═════ EXERCISE DATA ═════

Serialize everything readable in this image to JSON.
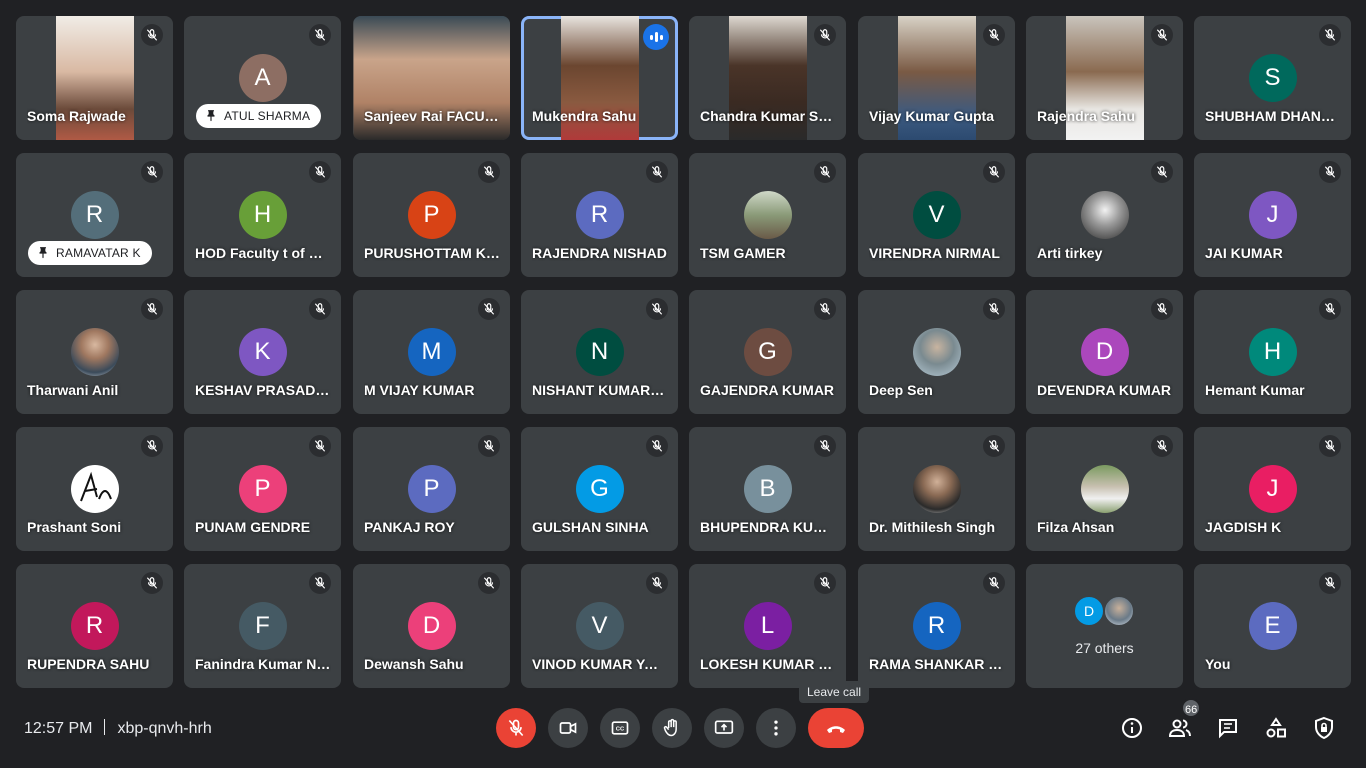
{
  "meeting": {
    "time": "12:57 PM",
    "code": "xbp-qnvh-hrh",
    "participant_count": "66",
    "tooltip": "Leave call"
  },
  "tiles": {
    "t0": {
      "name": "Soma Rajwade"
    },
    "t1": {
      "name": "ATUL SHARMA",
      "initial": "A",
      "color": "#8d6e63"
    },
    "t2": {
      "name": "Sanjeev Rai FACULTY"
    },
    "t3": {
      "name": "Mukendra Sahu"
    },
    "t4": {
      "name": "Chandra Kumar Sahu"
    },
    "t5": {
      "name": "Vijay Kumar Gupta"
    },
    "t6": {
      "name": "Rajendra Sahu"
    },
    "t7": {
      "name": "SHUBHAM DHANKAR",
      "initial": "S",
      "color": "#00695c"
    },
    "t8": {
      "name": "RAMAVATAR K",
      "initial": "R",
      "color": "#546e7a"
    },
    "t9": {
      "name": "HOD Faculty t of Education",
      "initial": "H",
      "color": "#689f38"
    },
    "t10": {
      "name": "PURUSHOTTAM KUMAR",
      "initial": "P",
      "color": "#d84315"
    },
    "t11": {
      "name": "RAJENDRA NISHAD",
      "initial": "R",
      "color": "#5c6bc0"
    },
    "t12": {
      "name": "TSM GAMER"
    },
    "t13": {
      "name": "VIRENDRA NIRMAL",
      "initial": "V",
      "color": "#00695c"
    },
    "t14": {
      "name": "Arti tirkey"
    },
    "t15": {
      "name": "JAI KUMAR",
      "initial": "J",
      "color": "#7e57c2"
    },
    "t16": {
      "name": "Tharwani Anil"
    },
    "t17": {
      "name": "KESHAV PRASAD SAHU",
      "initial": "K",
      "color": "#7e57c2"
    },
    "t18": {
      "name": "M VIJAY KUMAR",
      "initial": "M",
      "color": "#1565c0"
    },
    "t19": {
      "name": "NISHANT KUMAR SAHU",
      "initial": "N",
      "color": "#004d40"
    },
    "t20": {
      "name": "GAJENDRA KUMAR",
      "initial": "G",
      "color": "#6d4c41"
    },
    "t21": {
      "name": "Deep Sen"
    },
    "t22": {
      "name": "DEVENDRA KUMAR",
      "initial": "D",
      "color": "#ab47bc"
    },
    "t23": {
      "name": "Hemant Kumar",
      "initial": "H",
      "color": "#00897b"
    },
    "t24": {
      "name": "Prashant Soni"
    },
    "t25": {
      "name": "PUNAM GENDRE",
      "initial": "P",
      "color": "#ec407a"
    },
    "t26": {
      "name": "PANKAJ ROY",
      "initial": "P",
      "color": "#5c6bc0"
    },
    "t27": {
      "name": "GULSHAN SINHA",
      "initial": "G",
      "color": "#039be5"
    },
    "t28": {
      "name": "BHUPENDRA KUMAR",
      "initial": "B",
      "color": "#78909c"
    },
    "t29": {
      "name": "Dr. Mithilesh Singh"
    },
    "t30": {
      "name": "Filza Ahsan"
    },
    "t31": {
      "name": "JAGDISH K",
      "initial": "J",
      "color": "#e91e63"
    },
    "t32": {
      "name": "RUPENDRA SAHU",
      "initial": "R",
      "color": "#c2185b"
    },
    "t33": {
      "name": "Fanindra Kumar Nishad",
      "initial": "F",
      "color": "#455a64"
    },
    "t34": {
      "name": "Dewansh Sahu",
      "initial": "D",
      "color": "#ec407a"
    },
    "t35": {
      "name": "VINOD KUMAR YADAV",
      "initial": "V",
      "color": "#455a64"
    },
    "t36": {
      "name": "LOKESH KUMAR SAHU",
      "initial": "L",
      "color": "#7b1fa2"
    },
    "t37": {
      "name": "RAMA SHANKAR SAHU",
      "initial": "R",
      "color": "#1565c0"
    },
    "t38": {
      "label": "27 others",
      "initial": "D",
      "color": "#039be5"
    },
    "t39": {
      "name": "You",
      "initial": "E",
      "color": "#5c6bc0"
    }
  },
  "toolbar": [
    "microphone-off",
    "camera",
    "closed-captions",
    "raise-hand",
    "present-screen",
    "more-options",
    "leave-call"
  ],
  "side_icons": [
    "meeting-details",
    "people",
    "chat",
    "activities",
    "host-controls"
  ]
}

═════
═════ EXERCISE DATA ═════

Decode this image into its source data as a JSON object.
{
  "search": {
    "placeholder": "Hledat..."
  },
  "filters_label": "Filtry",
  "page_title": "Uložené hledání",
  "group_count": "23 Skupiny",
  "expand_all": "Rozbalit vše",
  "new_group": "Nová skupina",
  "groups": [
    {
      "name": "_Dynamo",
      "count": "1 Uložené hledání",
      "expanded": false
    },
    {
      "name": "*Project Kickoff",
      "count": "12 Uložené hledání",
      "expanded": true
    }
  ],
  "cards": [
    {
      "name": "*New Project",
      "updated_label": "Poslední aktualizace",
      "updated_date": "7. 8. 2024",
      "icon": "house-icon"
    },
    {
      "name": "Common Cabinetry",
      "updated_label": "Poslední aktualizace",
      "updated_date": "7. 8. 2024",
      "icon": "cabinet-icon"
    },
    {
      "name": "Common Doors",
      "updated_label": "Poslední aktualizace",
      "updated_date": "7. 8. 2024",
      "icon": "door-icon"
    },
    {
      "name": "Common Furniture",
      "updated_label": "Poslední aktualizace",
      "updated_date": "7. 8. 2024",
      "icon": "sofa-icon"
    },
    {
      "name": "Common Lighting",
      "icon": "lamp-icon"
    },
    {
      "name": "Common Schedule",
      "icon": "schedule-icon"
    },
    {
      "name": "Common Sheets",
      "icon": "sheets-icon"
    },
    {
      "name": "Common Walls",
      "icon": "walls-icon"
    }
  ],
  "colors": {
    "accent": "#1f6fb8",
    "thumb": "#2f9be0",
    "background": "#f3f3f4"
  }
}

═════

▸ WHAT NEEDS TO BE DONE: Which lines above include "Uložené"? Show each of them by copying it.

▸ FINISHED EXERCISE:
  "page_title": "Uložené hledání",
      "count": "1 Uložené hledání",
      "count": "12 Uložené hledání",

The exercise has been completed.